'Due to the current, the water quality is better. This results in a fresh fish taste. It also results in a darker fish as the fish protects itself from the sunshine in the clear water,' he says. The open-water conditions in which his fish are bred are similar to those in Australia, hence the Australian name 'barramundi' which means 'big-scale fish' in Aboriginal speak.

Another distinguishing factor is size: Bred-in-Singapore barramundi are born from special fingerlings supplied by AVA's hatchery. Called 'super sea bass', they grow up to 15 per cent faster than normal fish.

The biggest fish on the farm now weighs 3.5kg, grown from a tiny 1g. Heftier fish, however, are better suited to Western palates and are usually sold overseas, says Mr Staarman.

Indeed, a LifeStyle test conducted by culinary consultant Violet Oon and Straits Times restaurant critic Wong Ah Yoke found barramundi varied in taste and texture when compared to regular sea bass. (see other story)

The differences are also discernible to chef Dominic Chung, 29, from Barossa restaurant at The Esplanade, who recently started serving farmed-in-Singapore barramundi. He says: 'Sea bass from Malaysia, whether farmed or wild, usually has a bit of a 'mud' taste. Barramundi doesn't.'

Other restaurants that have put local barramundi on the menu include Al Dente Trattoria at The Esplanade and Flutes At The Fort in Fort Canning.

Marketgoers can expect to pay between $14 and $16 a kg for barramundi, says the farm. But a check with Sheng Siong found that the fish was being sold together with sea bass at $12 to $15 a kg because the home-grown barramundi is relatively new and not all fishmongers or vendors will know to mark the difference between the two.

More awareness must be cultivated but one way of spotting barramundi is to ask for the sea bass with the darker scales.

Mr Staarman says with a laugh: 'Some customers, after trying it, go to the market and say 'I want that black sea bass'.'

Taste test: Barramundi a fine fish
Straits Times 21 Feb 10;

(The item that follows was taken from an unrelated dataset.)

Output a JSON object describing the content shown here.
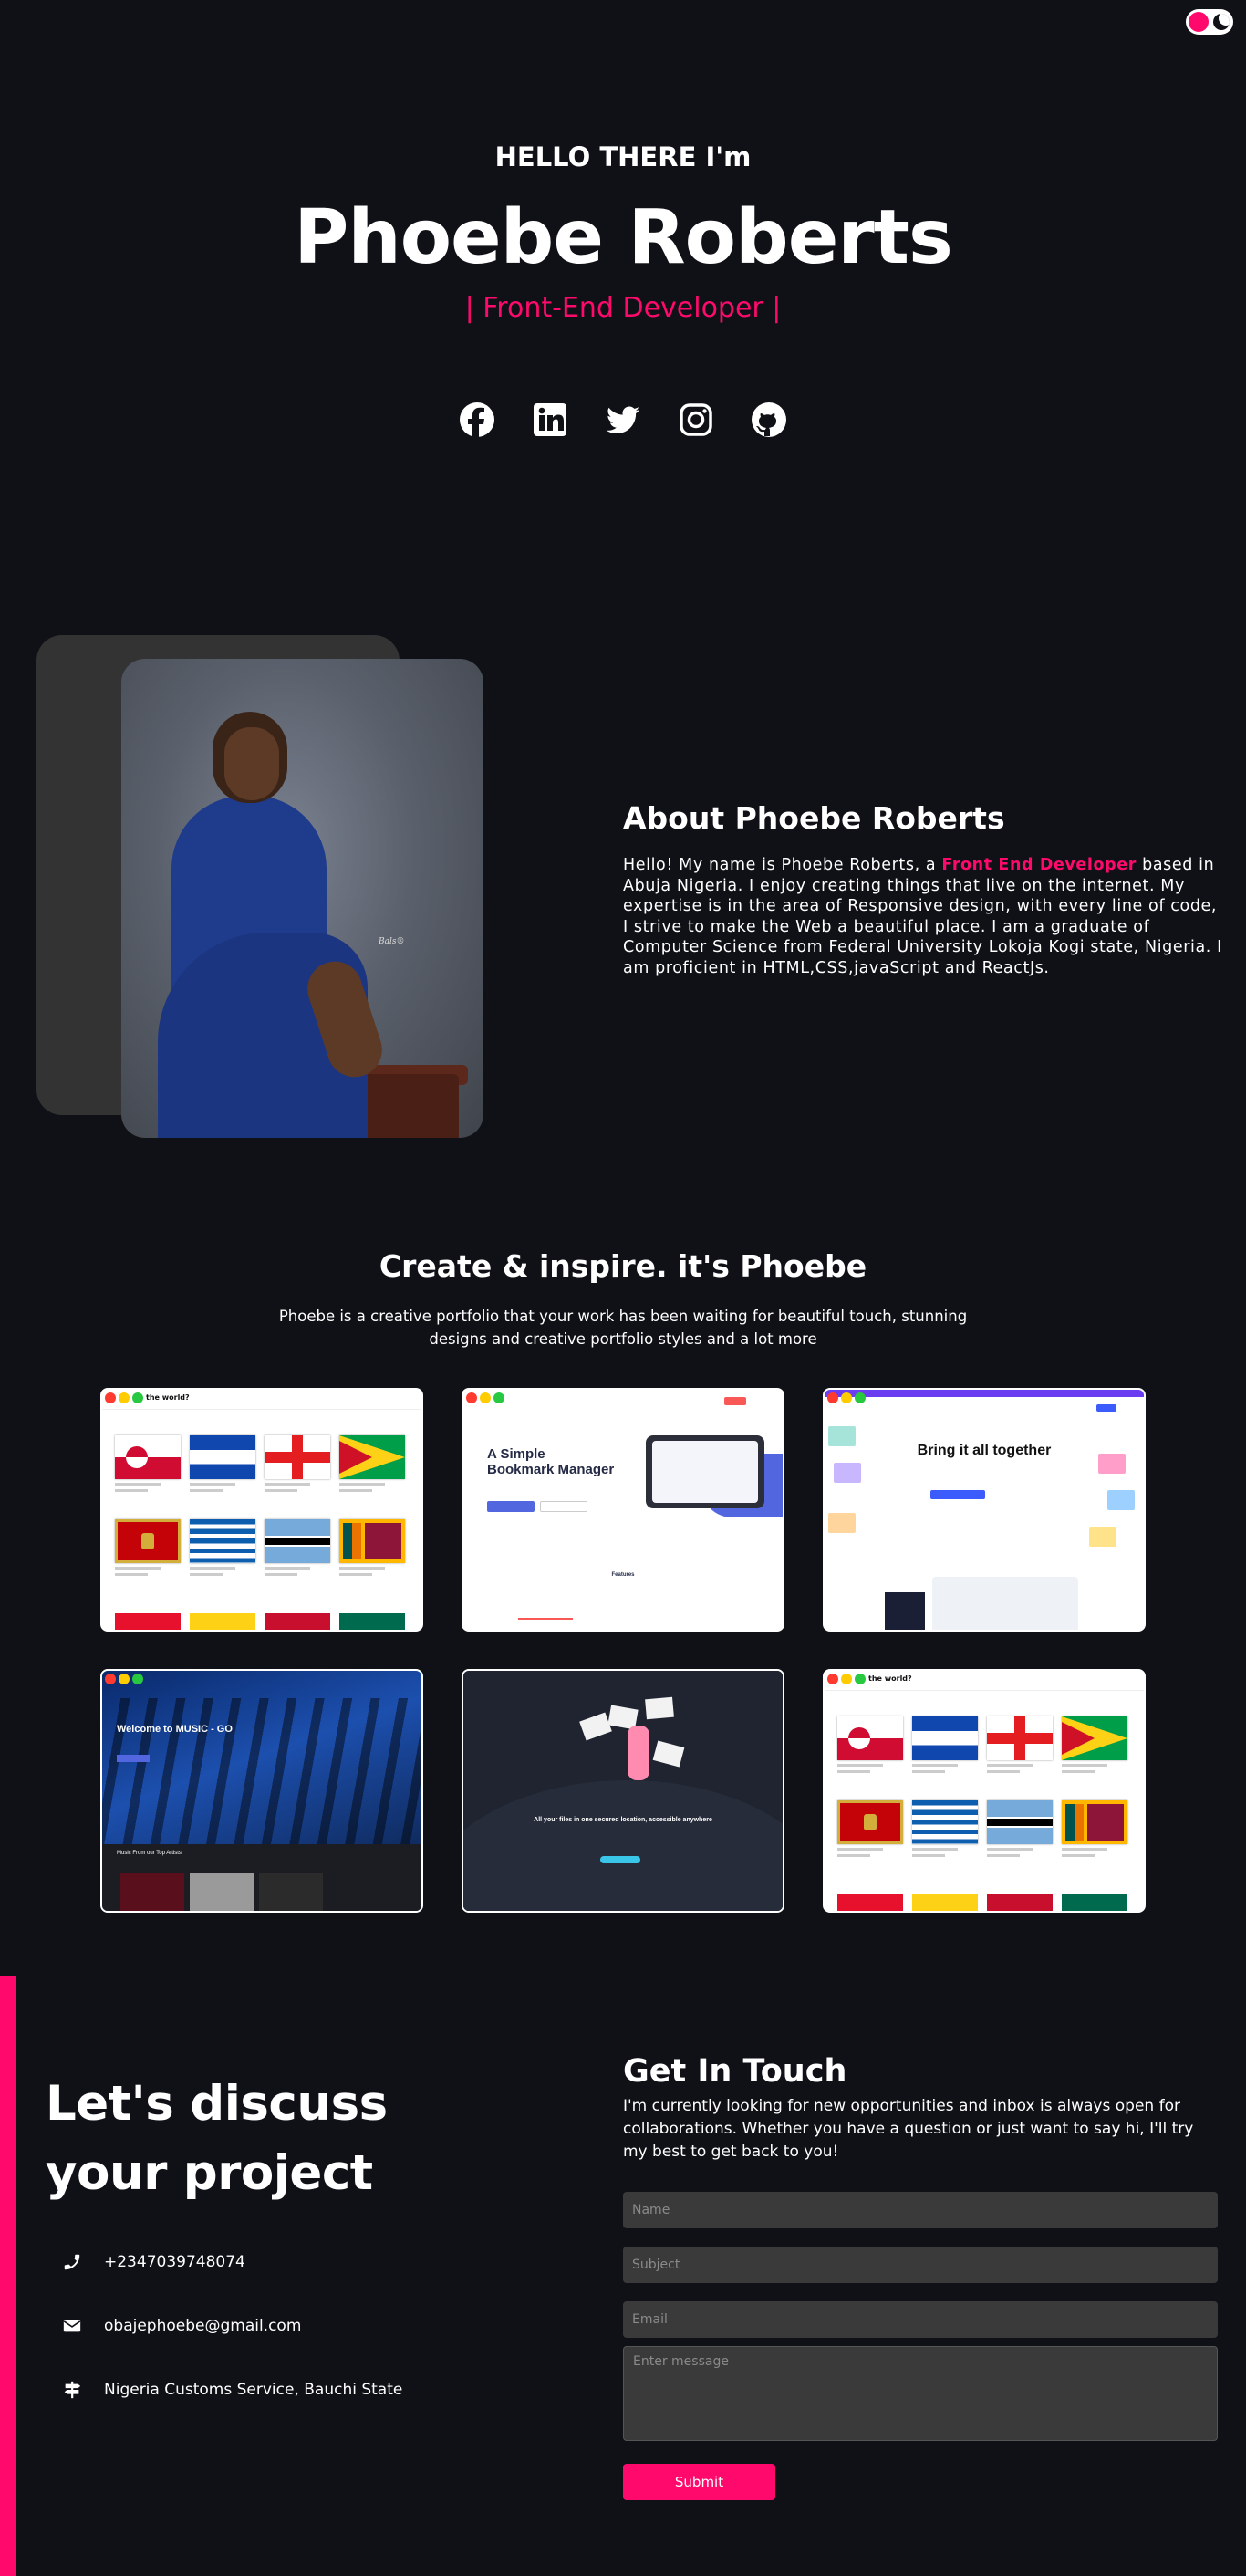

Food consultant Violet Oon, 60, who runs Violet Oon's Kitchen in Toa Payoh North, and Straits Times food critic Wong Ah Yoke, 48, conducted a taste test comparing farmed-in-Singapore barramundi fish with the more common Malaysian salt water sea bass.

The fish was cooked by Oon in two ways: steamed Cantonese style with ginger and spring onion, and baked with lemon, onion, tomato and thyme.

Their verdict:

Violet Oon: 'The raw appearance of the fish is already different. The sea bass is bloodier while the barramundi is whiter.

The barramundi seems to be a 'tai tai' fish. The taste is more gentle and elegant while the sea bass has a more masculine taste, making it tastier.

The barramundi is probably more for Western cooking as Westerners prefer its white colour and less fishy taste. As someone in the business, I would also prefer to serve the barramundi as a fillet because it has a cleaner, prettier look.

I would recommend steaming, baking or pan frying the fish.'

Wong Ah Yoke: 'The barramundi flesh is much softer and its favour is quite slight. The sea bass has a stronger fish flavour and its flesh is firmer with more bite.

But sometimes you come across sea bass that are farmed in ponds and with those, the meat is too soft - much softer than the barramundi - and that's not so nice.

In terms of appearance, the barramundi does look so much nicer. It's a fine fish on its own.'